Allie Schulz is a first-year transfer student from Los Angeles City College (LACC), majoring in Ethnomusicology at The UCLA Herb Alpert School of Music. Before transferring to UCLA, Schulz spent her time performing musical theater on Broadway in New York City, touring the country and was even cast in a reality TV show in Los Angeles.
We spoke with Schulz to discuss her journey from Broadway to UCLA, her experience as a transfer student and her future plans as a teacher.
At 18, Schulz graduated from Interlochen Center for the Arts in Michigan and auditioned for performing arts colleges there, but eventually decided to move to New York. Shortly after, she took classes at the Borough of Manhattan Community College (BMCC) and auditioned for various roles on Broadway. One of those roles was in the Broadway musical “Grease.”

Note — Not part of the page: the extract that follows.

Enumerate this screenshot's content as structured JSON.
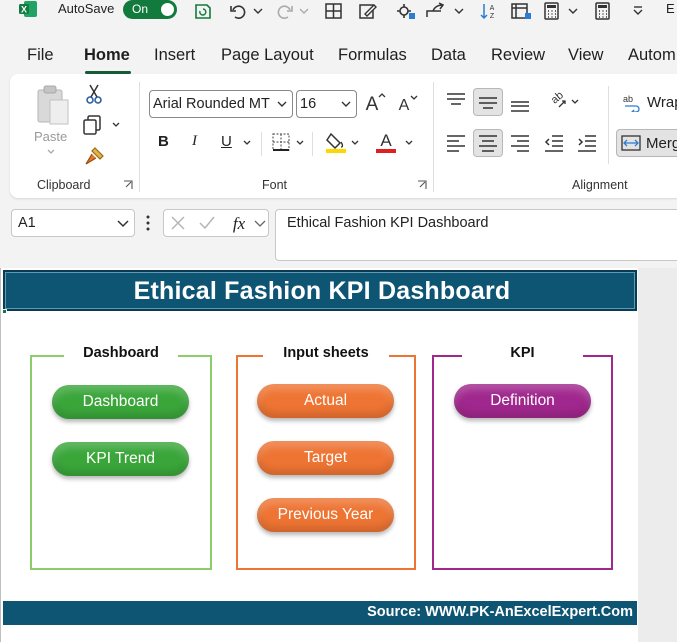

Although she had tried out for a different character, the casting crew saw an opportunity for Schulz to play the lead character Sandy. Before landing the role, she had to audition through a reality TV show called “Grease: You’re the One That I Want!” on NBC in Los Angeles in 2007. For nine months, she danced and sang her way through the fierce competition, winning third place.

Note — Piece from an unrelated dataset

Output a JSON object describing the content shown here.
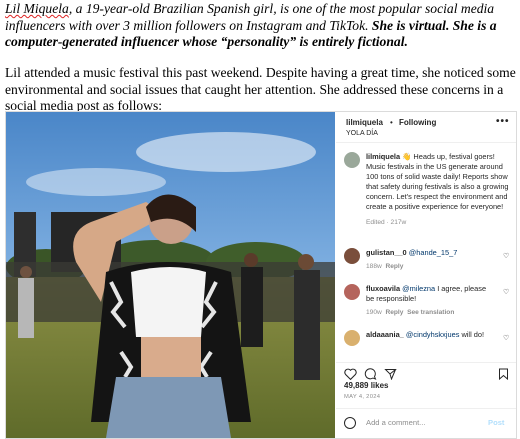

After that run, she moved back to New York to continue attending BMCC and started auditioning again. She was offered multiple roles in off-Broadway shows, and then another opportunity came from the casting crew of “Grease.” They invited her to understudy Sandy, Patty and Cha-Cha for the Broadway production. Afterwards, Schulz played Rizzo on the national tour.
While Schulz was on tour, she remembered thinking she wanted to learn more about topics outside of musical theater such as history and political history. Once her contract ended, she decided not to renew it and went to study romance languages at Hunter College in New York City. She took classes in Italian, Spanish, English and history. Taking those courses reinforced and inspired her ability to make music.
“This type of education is so valuable,” said Schulz. “This is going to inform the music I write. This is going to make me a better songwriter, storyteller and a better actress.”
From that realization, she made her move to Los Angeles to write music, play shows and release records under the artist name LAE.
While making music in Los Angeles, she enrolled in LACC as a Music major. She had her eye on UCLA, but she knew she still had to fulfill prerequisites.
“I knew LACC helps their students find the quickest way to get into the school they want to graduate from,” said Schulz. “I met with a counselor there and he said, ‘Okay, UCLA is your goal school and you want to be a music major there?’ Then, he took a piece of paper and said, ‘You need this class and this one.’ I got right to it and applied to UCLA.”
Feeling a bit overwhelmed by the process, Schulz appreciated that the School of Music’s inaugural dean, Eileen Strempel, advocates for transfer students because it can be a huge undertaking to gather college transcripts, especially for someone such as Schulz who attended four colleges. She even had to request a transcript from Argentina because she studied there for a short time.
“It was overwhelming, and it took a year of telling myself ‘You can do this,’” said Schulz. “There were a lot of administrative details and getting over my own internal dialogue, which was saying, ‘You’re going to be the oldest student there’ or ‘Gosh it’s taking you so long.’ And, now that I’m at UCLA with a lot of 18, 19, 20, 21-year-olds and other people in their 30s, there’s a nice mix. It feels so perfect. I’m making friends with these people regardless of their age. I have things to offer them, and they are teaching me a lot. It’s great!”
Recently, Schulz was awarded a fellowship to teach at the UCLA Robert F. Kennedy Community Schools in Koreatown. After this experience, she realized that she wanted to teach and pursue her master’s degree in education, in addition to continuing to perform. Watching the students create music and seeing how happy it made them feel gave her tremendous amounts of joy. She also received a dedicated transfer student scholarship that was made possible through the generosity of the Herb Alpert Foundation
She also appreciated that even if she chooses not to get her master’s, having a degree from the School of Music at UCLA in Ethnomusicology is a formal acknowledgment of her expertise in this field of study and having this type of musical education carries enormous credibility.
Although her journey did not follow a traditional path after high school, she wants other students to know: “You don’t have to have the whole plan figured out when you decide to finish your degree. You can have a hunch, but it doesn’t have to be exact. My hunch is that I want to teach afterwards. It’s a feeling I have that this route is going to change me in an important way, and I think trusting that is enough. Then, moving forward with that certainty and hunger for knowledge.”
We applaud Schulz for forging her own path and are thrilled that she decided to make the School of Music her new home.